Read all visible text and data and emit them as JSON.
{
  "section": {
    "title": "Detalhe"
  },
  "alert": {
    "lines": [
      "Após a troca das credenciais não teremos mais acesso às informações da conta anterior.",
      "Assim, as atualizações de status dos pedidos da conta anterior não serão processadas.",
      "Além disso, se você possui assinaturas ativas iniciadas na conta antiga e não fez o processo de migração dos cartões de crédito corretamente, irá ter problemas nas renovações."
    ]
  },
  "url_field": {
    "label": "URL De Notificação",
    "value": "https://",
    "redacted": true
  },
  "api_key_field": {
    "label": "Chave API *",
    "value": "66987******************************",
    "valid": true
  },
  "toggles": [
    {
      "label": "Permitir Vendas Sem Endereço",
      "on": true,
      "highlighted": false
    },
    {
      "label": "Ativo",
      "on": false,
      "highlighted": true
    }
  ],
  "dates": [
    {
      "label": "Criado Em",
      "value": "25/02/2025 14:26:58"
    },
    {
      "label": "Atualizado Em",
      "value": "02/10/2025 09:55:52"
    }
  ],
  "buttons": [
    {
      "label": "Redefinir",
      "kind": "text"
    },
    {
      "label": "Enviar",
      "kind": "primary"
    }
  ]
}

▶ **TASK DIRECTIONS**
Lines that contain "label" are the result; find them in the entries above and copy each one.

▶ **EXERCISE OUTPUT**
    "label": "URL De Notificação",
    "label": "Chave API *",
      "label": "Permitir Vendas Sem Endereço",
      "label": "Ativo",
      "label": "Criado Em",
      "label": "Atualizado Em",
      "label": "Redefinir",
      "label": "Enviar",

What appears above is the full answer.